- _WORK TASK_
Note how many lines in these entries contain "SetUp", and reply with that number alone.

- _DATA RECORDS_
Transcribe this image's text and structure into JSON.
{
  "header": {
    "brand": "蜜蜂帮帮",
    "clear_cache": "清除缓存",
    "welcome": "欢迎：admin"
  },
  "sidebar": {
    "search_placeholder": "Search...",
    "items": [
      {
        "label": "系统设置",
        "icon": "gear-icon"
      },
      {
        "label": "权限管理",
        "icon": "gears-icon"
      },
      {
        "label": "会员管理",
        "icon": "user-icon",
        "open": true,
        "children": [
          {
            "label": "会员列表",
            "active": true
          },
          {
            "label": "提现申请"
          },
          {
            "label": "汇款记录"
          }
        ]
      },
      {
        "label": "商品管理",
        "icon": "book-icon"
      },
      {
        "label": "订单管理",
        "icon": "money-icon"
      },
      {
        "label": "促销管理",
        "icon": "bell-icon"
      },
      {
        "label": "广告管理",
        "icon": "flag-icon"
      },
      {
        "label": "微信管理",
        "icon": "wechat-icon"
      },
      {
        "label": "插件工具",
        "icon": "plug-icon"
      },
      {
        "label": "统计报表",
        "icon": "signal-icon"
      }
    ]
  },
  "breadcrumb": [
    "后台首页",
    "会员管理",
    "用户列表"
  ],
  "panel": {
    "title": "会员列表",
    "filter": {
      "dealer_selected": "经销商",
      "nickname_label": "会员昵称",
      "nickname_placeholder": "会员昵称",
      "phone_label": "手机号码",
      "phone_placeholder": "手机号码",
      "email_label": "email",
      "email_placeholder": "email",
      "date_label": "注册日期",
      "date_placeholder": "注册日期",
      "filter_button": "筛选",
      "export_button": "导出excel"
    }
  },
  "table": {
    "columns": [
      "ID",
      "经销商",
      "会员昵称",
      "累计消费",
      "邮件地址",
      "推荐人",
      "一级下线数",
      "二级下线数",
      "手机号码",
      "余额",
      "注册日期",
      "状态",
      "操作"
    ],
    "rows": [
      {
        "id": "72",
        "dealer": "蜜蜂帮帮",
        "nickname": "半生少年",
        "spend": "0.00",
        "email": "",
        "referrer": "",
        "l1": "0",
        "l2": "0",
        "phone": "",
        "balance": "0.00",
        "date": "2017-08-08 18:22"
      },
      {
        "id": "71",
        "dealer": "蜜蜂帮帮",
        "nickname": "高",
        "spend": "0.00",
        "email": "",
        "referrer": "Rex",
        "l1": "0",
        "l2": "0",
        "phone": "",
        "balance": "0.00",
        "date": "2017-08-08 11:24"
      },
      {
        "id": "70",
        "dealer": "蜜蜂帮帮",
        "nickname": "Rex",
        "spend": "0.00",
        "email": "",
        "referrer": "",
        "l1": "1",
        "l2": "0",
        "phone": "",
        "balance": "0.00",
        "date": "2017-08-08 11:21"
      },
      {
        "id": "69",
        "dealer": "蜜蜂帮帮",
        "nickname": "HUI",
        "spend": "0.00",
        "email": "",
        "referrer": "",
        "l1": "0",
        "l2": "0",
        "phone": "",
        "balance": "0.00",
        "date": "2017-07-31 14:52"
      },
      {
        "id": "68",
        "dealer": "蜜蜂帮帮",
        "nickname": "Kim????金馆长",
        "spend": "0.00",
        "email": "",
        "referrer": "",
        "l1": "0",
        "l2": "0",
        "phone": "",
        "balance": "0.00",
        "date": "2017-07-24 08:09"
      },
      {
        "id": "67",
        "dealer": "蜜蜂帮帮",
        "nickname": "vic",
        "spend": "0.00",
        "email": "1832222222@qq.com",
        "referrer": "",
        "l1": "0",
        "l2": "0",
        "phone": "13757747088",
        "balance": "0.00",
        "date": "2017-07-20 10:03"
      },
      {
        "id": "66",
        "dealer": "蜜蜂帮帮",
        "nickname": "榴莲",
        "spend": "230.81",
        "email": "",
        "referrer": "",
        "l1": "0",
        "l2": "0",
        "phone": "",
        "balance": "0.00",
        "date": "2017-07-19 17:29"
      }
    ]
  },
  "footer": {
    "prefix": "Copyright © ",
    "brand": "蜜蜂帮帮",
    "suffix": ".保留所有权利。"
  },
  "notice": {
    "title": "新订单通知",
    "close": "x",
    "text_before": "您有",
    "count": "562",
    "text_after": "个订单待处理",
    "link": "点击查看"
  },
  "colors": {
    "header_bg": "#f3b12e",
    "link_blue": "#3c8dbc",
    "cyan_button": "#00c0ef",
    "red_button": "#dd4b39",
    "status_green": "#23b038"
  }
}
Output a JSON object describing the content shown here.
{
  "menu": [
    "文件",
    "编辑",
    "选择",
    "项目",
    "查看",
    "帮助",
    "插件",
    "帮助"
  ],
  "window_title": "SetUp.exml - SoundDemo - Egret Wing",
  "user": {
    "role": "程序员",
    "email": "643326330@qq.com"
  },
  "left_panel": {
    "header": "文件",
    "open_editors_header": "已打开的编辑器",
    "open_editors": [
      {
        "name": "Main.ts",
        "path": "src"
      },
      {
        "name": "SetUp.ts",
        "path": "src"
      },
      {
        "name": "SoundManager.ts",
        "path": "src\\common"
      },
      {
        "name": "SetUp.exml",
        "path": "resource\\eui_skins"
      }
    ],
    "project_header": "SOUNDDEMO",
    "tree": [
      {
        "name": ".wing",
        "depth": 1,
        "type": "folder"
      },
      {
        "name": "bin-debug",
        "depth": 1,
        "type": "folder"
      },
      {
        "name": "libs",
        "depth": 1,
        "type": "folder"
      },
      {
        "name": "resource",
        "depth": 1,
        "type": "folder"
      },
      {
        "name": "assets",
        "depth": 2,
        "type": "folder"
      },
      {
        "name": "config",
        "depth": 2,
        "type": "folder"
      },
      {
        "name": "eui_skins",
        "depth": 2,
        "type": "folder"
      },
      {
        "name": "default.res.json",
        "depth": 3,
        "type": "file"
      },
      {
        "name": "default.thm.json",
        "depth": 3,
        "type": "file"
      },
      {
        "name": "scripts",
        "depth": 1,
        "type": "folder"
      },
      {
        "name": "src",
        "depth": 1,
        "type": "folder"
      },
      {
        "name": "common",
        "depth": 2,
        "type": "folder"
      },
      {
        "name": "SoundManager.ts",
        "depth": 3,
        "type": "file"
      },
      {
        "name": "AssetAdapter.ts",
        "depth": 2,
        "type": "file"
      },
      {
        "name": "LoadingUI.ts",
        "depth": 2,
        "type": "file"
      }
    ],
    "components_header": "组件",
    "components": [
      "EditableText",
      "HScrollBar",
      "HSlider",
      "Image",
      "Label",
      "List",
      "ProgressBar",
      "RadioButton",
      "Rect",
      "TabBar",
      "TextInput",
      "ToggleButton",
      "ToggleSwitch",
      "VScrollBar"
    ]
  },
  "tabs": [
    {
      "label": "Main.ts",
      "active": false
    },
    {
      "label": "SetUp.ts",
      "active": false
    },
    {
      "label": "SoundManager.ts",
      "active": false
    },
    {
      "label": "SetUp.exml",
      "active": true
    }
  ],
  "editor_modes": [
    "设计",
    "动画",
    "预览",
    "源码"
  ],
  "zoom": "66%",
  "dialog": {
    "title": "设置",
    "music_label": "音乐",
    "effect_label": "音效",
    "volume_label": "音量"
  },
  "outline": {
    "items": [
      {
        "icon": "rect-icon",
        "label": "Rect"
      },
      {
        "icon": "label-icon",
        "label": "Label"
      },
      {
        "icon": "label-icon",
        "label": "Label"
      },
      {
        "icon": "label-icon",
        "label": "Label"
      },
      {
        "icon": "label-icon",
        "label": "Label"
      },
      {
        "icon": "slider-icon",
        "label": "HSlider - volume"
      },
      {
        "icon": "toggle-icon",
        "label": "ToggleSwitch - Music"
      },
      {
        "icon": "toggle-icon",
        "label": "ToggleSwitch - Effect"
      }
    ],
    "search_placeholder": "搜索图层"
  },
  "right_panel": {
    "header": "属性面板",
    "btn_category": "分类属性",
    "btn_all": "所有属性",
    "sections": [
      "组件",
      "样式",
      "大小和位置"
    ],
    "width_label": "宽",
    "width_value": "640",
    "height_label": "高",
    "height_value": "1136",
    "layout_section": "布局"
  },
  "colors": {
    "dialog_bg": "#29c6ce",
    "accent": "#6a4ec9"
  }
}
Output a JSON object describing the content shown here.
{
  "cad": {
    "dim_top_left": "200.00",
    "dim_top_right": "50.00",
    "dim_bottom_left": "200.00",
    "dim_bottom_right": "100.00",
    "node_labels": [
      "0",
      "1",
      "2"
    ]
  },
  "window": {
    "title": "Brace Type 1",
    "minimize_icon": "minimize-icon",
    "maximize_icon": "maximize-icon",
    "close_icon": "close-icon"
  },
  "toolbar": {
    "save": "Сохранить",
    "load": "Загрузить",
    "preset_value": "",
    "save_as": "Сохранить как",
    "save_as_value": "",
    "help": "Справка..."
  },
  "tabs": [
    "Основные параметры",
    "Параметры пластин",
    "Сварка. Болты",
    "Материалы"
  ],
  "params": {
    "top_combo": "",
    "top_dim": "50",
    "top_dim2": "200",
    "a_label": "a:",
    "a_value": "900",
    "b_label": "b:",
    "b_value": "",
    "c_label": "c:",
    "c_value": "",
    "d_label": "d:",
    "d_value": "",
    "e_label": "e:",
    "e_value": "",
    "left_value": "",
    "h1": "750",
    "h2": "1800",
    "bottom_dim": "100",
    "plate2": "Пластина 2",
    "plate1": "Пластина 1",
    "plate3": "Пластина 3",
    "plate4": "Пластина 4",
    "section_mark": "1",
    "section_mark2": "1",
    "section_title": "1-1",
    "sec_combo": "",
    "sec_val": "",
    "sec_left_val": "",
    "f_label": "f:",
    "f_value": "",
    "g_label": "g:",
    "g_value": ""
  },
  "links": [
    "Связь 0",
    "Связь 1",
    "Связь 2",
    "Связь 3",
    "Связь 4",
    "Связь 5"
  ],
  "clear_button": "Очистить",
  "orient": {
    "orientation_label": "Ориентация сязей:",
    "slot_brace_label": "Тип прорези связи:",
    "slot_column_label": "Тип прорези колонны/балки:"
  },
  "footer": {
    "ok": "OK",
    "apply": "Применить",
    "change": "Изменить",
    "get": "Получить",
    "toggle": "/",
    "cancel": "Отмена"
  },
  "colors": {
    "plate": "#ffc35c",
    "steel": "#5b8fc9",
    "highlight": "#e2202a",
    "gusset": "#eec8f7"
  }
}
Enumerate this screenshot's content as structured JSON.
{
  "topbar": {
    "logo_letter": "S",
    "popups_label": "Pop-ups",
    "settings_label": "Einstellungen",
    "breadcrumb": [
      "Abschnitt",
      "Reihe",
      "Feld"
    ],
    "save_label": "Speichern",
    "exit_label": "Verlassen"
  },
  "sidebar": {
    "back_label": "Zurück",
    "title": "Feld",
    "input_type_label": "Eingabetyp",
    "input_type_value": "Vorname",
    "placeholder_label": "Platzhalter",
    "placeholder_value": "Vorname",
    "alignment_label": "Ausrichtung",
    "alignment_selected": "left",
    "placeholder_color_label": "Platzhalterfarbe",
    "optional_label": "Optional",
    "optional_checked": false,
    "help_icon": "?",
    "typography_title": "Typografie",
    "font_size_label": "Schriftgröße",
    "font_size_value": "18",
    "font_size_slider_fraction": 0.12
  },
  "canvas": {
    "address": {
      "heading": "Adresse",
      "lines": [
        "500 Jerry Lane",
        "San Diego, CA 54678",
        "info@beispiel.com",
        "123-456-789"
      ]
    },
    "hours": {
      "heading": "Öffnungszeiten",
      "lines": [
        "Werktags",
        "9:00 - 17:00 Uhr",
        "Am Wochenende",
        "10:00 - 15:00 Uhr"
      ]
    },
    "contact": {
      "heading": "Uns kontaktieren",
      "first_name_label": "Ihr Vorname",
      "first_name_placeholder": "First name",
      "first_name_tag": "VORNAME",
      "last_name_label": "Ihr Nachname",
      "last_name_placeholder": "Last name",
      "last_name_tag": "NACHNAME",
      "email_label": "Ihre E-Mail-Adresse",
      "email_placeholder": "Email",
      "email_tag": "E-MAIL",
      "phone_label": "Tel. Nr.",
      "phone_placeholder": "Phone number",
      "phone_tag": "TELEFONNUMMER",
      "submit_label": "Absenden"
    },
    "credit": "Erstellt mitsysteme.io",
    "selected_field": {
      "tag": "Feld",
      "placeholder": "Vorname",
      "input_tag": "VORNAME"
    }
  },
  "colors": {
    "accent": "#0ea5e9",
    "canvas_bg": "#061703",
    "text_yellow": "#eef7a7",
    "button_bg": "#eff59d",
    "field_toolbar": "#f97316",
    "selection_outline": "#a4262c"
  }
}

- _EXPECTED ANSWER_
5